The problem: Show all the lines in the data below that include the word "name".

Records provided:
....

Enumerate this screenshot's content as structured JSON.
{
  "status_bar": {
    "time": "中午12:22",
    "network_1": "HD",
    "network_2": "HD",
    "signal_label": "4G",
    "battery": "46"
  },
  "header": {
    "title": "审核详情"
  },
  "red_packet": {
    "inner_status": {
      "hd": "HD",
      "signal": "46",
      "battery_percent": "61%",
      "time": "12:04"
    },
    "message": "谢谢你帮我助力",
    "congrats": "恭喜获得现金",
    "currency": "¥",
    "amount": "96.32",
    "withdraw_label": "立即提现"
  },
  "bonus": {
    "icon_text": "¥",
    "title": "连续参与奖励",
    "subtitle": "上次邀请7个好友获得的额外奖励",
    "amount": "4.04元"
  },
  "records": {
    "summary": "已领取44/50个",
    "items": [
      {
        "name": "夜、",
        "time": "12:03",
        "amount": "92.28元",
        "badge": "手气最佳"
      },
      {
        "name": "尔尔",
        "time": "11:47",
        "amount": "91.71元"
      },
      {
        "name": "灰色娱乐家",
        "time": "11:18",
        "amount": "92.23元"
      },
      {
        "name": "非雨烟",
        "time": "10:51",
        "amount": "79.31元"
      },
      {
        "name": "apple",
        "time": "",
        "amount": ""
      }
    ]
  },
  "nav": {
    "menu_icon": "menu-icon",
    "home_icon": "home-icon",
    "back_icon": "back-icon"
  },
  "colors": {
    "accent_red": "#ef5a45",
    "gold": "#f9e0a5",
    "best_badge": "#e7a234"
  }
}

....

Written response:
        "name": "夜、",
        "name": "尔尔",
        "name": "灰色娱乐家",
        "name": "非雨烟",
        "name": "apple",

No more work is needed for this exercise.